The structure of Lonesome has elements of “Boy meets boy, boy loses boy…,” but it’s such a strange twist on this motif that it remains a highly original and compelling story in the hands of director Craig Boreham. Casey is far from a wide-eyed neophyte in search of love. He is in fact damaged goods, an outcast who’s haunted by the past. Tib, too, is an exile in a foreign land, but his enemies are external ones (Australian Immigration) rather than inner demons of guilt and rejection.
And yet, it would be glib to suggest that their status as “exiles” is what binds Casey and Tib as a couple. What brought them together initially was a compulsive physical attraction that manifests itself in some pretty explicit sex scenes. What sustains the relationship after the sexual intensity drops a notch is something they haven’t quite figured out. Typically this is where “love” comes in: Can Casey and Tib take the big leap?
Described by writer-director Todd Flaherty, who stars in the film, as a labor of love, Chrissy Judy begins as the stereotypical show biz movie in which we watch some performers onstage singing or acting their hearts out—in this case a lip-syncing drag act—and then we meet them in their dressing room bitching about the small audience and lousy tips. But once Chrissy and Judy take off their makeup and wigs, we realize that these are not your standard aging performers whose act has seen better days but instead two young, good-looking guys who are best friends (but not boyfriends) and who take their drag act seriously. They live together in New York City and occasionally travel out to Fire Island, supporting each other in their erotic escapades.
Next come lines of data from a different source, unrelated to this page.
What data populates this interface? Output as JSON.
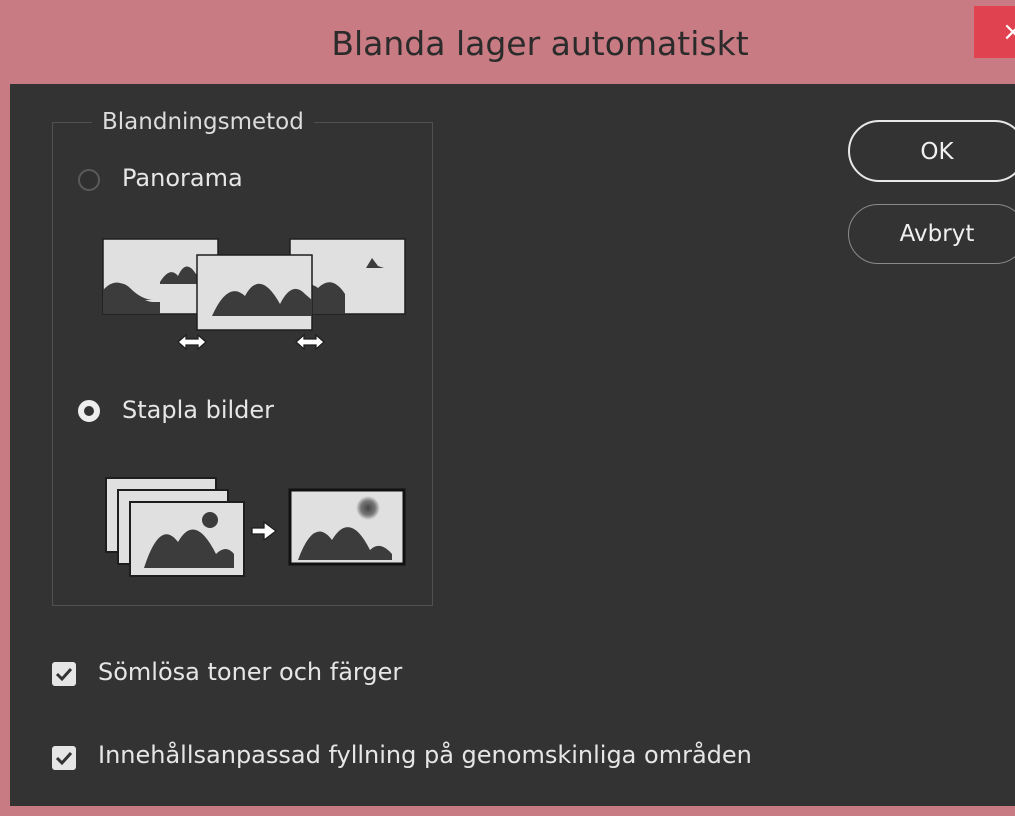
{
  "window": {
    "title": "Blanda lager automatiskt",
    "close_glyph": "×"
  },
  "blend_method": {
    "legend": "Blandningsmetod",
    "options": [
      {
        "label": "Panorama",
        "selected": false,
        "illustration": "panorama-illustration"
      },
      {
        "label": "Stapla bilder",
        "selected": true,
        "illustration": "stack-images-illustration"
      }
    ]
  },
  "buttons": {
    "ok": "OK",
    "cancel": "Avbryt"
  },
  "checkboxes": [
    {
      "label": "Sömlösa toner och färger",
      "checked": true
    },
    {
      "label": "Innehållsanpassad fyllning på genomskinliga områden",
      "checked": true
    }
  ],
  "colors": {
    "titlebar": "#c97b83",
    "background": "#333333",
    "text": "#e6e6e6",
    "close": "#e0434f"
  }
}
The fragility of this arrangement becomes apparent when Chrissy starts to get serious about another man. The rest of the film is mostly about Judy’s efforts to come to terms with Chrissy’s departure and to reinvent himself as a solo act. (Both guys use their drag names in everyday life.) Chrissy moves to Philadelphia to be with his new beau; Judy, already a three-martini kind of gal, visits Philly, gets drunk, and makes a terrible scene. He loses his New York apartment and heads to Provincetown for the summer, where he does a turn in Ryan Landry’s Showgirls revue while working as a houseboy.
In the end, this is a film about friendship—specifically gay friendship, which includes a dimension that’s largely absent from straight buds’ bonds. The latter may banter about women and even go out on the prowl together, but if one of them starts dating someone, the other guy is unlikely to be jealous of the girlfriend or to try to sabotage the relationship (as Judy does). Judy and Chrissy may not be boyfriends, but they could be, after all, and it seems unlikely that they never fooled around at some point (they are gay men, after all). Indeed I suspect many viewers are secretly hoping that the two will get together and end the misery. On second thought, given their shared preference for one sexual position over another (or under another), that probably wouldn’t work out either.